> Exercise prompt
Check each line of the data below for the word "whiskey", then extract the ones that have it.

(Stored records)
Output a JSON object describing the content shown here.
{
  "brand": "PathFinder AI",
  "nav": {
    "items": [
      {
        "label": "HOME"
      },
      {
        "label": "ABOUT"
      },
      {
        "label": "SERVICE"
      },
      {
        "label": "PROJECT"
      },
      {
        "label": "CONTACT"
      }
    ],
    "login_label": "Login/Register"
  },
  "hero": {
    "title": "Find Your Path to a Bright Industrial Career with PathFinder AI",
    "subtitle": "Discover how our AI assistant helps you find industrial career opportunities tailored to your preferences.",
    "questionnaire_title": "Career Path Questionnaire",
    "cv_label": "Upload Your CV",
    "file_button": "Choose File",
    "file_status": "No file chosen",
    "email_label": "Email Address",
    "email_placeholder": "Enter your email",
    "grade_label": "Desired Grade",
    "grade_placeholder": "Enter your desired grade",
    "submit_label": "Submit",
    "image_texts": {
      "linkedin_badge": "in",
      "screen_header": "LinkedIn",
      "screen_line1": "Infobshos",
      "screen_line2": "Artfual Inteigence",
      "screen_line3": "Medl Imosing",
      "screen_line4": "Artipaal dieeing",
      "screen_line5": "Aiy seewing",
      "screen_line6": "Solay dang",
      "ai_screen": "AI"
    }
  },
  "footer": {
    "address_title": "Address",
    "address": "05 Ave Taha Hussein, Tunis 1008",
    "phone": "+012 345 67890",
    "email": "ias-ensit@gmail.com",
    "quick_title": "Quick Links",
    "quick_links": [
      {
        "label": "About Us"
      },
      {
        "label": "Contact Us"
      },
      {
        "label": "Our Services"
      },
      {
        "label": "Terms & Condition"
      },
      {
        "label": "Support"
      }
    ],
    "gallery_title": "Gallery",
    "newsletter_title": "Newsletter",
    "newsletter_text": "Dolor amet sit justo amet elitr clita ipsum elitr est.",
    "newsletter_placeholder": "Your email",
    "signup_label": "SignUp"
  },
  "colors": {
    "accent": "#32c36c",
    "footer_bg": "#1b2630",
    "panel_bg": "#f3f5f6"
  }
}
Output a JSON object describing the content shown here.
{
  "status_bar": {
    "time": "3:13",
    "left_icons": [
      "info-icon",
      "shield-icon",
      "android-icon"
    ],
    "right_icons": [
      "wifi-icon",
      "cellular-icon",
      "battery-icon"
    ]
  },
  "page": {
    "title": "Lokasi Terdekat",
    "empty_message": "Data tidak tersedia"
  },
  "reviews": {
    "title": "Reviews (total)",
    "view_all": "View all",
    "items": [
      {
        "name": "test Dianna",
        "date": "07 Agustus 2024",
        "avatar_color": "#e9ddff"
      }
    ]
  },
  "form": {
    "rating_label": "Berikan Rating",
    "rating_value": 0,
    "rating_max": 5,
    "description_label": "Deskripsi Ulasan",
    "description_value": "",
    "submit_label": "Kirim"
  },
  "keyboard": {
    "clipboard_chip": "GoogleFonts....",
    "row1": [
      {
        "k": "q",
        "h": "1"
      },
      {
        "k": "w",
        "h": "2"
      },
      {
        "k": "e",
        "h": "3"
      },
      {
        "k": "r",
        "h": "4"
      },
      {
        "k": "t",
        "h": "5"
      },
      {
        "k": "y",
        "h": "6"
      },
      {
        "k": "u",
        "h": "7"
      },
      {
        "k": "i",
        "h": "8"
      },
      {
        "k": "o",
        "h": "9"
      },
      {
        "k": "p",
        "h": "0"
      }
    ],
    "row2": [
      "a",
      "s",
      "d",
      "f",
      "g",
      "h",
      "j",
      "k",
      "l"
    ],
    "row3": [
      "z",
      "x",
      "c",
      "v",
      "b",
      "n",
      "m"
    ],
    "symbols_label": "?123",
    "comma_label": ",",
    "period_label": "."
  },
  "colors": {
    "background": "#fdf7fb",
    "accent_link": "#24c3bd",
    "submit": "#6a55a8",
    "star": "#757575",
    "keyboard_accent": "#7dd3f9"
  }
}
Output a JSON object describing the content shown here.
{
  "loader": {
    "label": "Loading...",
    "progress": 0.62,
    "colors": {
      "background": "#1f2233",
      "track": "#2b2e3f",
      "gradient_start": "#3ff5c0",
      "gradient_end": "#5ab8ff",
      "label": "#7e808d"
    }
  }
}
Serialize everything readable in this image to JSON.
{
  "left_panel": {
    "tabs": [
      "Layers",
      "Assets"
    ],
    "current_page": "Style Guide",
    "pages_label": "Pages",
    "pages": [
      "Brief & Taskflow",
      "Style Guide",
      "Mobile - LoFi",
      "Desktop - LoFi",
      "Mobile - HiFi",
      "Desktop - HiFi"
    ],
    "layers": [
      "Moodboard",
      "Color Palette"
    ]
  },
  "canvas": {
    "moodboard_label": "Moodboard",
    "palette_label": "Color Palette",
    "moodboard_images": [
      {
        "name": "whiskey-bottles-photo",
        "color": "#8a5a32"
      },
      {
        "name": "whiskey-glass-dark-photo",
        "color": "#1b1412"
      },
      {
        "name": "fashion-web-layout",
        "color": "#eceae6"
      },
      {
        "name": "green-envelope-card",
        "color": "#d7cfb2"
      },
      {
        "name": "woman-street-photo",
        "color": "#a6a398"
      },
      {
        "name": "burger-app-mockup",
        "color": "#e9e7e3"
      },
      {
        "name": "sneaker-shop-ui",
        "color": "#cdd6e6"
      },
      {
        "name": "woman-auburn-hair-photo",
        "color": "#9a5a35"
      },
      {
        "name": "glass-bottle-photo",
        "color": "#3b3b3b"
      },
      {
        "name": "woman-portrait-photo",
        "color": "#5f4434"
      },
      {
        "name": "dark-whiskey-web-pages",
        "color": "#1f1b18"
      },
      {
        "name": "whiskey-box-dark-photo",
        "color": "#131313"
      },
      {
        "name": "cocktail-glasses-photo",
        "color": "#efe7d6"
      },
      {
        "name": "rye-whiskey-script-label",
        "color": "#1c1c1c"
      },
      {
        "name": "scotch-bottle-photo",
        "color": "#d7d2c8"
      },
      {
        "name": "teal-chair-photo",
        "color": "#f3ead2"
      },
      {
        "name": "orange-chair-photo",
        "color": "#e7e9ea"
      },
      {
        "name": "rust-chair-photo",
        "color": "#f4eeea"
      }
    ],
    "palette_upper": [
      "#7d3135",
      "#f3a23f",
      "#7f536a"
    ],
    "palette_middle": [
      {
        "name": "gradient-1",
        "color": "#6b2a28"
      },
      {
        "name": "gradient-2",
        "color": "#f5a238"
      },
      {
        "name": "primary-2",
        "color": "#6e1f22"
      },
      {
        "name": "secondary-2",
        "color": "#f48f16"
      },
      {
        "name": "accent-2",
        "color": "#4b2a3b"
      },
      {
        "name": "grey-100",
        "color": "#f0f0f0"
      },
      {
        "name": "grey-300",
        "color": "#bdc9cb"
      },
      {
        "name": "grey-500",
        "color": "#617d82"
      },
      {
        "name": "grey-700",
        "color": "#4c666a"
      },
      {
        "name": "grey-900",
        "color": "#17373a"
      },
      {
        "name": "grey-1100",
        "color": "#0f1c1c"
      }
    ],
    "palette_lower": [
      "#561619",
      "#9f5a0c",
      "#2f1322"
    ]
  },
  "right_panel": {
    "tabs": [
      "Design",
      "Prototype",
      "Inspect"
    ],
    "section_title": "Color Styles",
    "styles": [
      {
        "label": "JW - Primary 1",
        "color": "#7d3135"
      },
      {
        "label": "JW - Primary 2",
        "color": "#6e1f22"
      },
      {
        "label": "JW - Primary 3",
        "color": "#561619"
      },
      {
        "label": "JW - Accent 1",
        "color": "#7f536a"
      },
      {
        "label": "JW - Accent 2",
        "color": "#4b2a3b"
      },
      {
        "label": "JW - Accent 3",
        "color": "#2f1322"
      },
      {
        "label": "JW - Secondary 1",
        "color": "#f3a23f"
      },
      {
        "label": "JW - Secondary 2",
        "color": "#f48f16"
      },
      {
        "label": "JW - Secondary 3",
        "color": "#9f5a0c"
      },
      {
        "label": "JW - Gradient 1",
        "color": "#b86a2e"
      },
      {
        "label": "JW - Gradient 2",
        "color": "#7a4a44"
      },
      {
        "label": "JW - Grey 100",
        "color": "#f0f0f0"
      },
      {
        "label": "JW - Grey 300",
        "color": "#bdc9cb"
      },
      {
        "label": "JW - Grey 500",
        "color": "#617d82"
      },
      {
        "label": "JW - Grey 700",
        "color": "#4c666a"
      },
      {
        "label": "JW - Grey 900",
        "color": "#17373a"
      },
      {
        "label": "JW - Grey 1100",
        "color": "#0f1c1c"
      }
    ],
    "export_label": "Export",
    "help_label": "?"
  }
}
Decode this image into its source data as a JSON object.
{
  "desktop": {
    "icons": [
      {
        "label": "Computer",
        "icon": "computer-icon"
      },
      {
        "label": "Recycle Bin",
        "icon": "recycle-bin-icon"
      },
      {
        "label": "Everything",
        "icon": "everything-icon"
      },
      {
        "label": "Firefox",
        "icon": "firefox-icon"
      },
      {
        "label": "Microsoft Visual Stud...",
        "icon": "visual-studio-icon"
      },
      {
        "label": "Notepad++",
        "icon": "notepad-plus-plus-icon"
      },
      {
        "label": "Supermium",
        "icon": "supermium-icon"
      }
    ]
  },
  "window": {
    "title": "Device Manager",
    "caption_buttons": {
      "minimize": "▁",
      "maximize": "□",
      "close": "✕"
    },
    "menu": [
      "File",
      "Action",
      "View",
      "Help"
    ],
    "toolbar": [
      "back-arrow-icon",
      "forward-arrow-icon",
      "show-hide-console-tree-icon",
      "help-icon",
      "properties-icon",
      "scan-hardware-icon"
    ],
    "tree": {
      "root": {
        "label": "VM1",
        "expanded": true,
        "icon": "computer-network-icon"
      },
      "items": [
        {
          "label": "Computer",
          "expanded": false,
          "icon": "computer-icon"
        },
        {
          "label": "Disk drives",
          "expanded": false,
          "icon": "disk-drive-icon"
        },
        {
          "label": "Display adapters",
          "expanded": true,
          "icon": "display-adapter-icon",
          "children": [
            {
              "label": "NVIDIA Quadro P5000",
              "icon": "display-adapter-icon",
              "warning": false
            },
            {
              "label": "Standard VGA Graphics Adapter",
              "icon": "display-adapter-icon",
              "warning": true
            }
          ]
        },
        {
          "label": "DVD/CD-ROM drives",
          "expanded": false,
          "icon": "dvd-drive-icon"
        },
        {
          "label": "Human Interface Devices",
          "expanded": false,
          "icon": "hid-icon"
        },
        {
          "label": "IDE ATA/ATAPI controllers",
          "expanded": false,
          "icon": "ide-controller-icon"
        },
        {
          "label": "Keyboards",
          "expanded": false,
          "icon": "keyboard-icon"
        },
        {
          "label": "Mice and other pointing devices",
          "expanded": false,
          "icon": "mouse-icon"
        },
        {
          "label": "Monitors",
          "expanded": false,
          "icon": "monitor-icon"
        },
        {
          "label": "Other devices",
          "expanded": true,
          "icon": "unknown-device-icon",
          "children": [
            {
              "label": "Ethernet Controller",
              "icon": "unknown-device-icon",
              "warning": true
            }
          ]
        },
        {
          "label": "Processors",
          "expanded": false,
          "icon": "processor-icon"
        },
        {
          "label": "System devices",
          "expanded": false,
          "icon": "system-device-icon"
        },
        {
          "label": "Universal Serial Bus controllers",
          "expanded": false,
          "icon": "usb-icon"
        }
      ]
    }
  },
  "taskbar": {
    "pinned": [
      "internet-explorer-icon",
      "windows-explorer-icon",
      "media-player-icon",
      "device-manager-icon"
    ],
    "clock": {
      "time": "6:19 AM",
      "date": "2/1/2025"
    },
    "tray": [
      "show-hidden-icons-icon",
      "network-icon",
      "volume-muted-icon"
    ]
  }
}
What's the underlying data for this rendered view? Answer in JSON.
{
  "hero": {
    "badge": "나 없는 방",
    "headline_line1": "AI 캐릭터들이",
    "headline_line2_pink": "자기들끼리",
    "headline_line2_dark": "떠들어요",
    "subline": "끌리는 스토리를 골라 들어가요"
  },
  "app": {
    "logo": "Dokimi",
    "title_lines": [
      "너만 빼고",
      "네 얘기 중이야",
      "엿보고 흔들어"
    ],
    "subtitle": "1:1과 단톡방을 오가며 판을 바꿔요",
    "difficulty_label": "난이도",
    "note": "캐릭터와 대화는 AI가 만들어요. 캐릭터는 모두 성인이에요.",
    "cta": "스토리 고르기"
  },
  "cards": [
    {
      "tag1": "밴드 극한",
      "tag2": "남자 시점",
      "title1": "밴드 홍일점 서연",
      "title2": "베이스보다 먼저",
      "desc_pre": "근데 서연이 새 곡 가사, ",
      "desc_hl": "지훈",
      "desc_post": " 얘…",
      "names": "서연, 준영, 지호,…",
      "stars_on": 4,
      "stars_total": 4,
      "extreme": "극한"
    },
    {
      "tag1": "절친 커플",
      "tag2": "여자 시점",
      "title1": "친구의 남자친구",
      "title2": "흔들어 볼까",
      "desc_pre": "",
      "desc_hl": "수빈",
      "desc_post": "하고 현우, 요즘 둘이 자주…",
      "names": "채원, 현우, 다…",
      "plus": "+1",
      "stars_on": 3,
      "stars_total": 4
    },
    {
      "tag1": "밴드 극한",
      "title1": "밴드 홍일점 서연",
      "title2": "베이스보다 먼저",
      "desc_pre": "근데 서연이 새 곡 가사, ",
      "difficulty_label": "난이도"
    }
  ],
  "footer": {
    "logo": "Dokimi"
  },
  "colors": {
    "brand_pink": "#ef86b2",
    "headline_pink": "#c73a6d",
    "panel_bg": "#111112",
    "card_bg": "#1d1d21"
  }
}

> Expected answer
        "name": "whiskey-bottles-photo",
        "name": "whiskey-glass-dark-photo",
        "name": "dark-whiskey-web-pages",
        "name": "whiskey-box-dark-photo",
        "name": "rye-whiskey-script-label",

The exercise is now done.